Scheer said salamanders and alligators can be found on the property, as well, but he isn’t concerned that the site presents any dangers to wildlife. “I feel good about what we do out there,” he said. “We have lots of wildlife.” Ducks, he said, even land in the stormwater collection pond, which is tested before it is released.
Neighbors react to Veolia
There is a residential area, known locally as Hasleyville, south of the Veolia property. Rickey Hasley has lived in Gum Springs his entire life, and his siblings have built homes on the land they inherited from their father
Hasley worked a number of years at the Reynolds plant, and admits the company provided good jobs. Now that he’s retired and has no connection to Reynolds or Veolia, he has no qualms with speaking up.
“We’re just told [the landfill is] safe,” he said. “Prove it. There’s no communication with us. I’m not saying we’re supposed to know their daily operation, we just want to know who’s on guard. Just showing us documentation proving it’s safe, that would go a long way.”
Veolia representatives say they have offered Hasley and others in the area for an on-site tour of the operation, and intend to continue their invitations.
Other neighbors declined an interview but said Veolia has made multiple offers to purchase their land.
In a final email to this site, Cappadona released this statement:
“As a national leader in environmental services, Veolia North America’s mission is to provide safe, comprehensive and effective solutions for taking on the world’s greatest environmental challenges, including the management of hazardous materials. The facility we operate in Gum Springs is located, designed and equipped to ensure that these materials do not pose a danger to the surrounding environment — this is our purpose as a company.
“Yet due to unforeseen factors, some minor spills have occurred at the site, and each time we have made sure to fully report the incident to regulatory authorities and do everything in our power to fully remediate the impact. In each instance, our response has met with the approval of all regulators. Our commitment to safety is why we have taken every effort to equip the site to reduce the chance for accidents, and minimize the impacts should they occur. One would be hard pressed to find a waste management company or facility better suited for remediating the impacts of a spill than Veolia North America and the facility in Gum Springs. This is due to several factors:

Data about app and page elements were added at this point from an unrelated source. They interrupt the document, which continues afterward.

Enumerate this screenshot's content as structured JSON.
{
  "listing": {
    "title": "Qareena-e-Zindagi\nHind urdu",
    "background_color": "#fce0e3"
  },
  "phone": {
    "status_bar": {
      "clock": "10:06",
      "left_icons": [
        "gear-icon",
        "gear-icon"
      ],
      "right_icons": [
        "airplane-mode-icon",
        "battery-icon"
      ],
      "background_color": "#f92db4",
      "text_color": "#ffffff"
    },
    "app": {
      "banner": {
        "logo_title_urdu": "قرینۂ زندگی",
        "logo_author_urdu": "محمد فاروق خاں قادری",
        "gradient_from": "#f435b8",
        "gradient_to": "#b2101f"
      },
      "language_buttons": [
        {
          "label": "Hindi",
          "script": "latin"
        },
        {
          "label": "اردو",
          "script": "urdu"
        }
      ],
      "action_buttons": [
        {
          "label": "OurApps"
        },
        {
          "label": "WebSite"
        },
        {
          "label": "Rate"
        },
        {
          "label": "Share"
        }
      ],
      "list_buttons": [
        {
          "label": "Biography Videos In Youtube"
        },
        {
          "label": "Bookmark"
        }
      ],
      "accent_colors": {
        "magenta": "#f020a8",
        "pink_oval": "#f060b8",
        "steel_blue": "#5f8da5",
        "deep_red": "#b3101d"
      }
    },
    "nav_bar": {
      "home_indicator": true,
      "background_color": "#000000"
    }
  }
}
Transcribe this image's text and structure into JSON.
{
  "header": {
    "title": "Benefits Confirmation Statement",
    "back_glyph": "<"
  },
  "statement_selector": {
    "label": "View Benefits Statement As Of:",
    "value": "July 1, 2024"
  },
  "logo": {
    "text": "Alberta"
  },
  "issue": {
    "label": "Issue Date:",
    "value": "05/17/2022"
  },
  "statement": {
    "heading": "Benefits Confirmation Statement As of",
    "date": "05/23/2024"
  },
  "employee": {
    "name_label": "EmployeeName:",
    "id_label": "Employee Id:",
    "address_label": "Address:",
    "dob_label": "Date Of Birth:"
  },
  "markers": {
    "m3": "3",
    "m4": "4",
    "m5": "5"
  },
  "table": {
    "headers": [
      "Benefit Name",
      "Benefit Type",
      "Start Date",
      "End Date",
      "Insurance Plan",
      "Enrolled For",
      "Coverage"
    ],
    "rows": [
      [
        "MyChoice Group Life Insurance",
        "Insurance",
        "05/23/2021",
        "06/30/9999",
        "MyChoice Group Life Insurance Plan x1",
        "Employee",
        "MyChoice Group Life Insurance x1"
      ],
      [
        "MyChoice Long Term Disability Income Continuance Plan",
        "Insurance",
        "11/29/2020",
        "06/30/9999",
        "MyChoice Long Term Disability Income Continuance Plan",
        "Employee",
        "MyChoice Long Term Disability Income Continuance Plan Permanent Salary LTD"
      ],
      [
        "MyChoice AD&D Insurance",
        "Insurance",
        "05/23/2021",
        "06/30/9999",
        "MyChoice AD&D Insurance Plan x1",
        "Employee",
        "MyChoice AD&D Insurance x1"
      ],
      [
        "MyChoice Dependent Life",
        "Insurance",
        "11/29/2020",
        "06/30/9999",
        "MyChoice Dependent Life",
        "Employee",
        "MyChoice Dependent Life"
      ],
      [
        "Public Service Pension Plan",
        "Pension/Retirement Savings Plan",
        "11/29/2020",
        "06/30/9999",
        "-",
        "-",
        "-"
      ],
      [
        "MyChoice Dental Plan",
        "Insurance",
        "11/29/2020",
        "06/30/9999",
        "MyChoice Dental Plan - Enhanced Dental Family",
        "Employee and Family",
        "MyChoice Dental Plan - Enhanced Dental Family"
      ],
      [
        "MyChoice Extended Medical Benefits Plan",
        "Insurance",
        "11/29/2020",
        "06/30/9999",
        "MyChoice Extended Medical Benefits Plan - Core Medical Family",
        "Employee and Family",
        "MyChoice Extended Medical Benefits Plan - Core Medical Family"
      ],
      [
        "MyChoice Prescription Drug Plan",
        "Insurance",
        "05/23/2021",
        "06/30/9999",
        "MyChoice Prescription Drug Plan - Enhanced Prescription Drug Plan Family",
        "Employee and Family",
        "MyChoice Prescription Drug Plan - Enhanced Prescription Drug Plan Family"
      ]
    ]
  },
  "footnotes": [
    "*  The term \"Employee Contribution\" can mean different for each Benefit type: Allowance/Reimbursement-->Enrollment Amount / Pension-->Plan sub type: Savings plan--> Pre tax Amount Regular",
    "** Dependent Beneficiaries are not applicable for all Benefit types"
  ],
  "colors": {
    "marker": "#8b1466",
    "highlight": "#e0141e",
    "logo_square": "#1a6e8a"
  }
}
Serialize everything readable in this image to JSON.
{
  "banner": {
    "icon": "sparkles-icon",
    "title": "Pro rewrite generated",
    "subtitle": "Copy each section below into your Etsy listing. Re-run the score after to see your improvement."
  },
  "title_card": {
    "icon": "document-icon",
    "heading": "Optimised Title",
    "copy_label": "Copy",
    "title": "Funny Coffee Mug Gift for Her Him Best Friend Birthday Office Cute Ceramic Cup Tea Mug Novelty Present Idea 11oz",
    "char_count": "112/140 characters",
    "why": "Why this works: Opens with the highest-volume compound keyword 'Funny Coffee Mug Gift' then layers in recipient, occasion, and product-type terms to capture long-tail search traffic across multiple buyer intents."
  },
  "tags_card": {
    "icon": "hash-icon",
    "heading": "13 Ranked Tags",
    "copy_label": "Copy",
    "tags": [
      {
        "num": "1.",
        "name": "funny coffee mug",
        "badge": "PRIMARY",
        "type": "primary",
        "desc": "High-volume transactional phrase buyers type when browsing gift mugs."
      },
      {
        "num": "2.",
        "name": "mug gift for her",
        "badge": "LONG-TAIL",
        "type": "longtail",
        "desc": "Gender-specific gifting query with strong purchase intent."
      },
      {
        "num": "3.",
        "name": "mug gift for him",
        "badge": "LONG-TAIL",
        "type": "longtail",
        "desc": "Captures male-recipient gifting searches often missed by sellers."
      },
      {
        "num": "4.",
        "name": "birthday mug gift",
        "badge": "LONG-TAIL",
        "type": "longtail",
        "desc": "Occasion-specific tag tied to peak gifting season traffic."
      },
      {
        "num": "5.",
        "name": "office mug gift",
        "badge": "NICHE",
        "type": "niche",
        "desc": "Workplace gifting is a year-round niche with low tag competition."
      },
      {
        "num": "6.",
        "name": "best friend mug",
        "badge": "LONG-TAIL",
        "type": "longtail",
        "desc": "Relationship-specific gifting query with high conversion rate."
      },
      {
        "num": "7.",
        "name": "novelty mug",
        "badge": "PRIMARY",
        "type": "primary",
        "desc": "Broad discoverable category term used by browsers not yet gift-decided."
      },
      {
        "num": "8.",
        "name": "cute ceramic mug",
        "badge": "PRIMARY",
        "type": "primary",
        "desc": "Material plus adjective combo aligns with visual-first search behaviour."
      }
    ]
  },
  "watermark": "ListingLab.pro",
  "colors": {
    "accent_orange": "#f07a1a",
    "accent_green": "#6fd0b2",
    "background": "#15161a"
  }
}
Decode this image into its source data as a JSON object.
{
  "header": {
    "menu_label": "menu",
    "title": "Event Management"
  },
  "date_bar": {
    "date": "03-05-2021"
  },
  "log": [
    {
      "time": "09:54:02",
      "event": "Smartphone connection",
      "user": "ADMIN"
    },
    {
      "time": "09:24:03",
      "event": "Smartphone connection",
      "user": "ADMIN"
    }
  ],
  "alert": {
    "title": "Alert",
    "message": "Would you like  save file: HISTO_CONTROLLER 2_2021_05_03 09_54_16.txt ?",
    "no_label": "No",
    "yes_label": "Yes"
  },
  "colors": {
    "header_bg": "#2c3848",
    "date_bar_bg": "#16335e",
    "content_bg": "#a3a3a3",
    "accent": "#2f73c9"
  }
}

- Training and expertise: our teams of operators at the Gum Springs site receive extensive, ongoing training for the handling of these materials, as part of a “Goal Zero” culture that requires our team to follow strict protocols for safety procedures while wearing protective equipment at all times.
- Procedures and remediation practices: In the rare instances in which spills have occurred, the materials were immediately contained, collected and removed for proper disposal. No materials were allowed to spread beyond the plant’s borders or into the ground.
- Safeguards and soils: all materials that are received at the site are transferred for disposal or storage in specially contained areas with floor surfaces that are lined with concrete or epoxy-coated concrete to eliminate the chance for seepage into the ground. The containment areas are bordered with catchments meant to prevent the spread of any spilled materials. In addition, the location of the plant itself is ideally suited for spill containment due to the thick layers of clay in the soil, which provide a further barrier against penetration into the ground.
“In short, we are extremely proud of the work our teams at Gum Springs do everyday to maintain the highest standards for safety and operational excellence, and protect the environmental resources in the community. We strongly encourage you to join us on a tour of the facility to see the safety processes we follow, and the numerous safeguards we have in place.”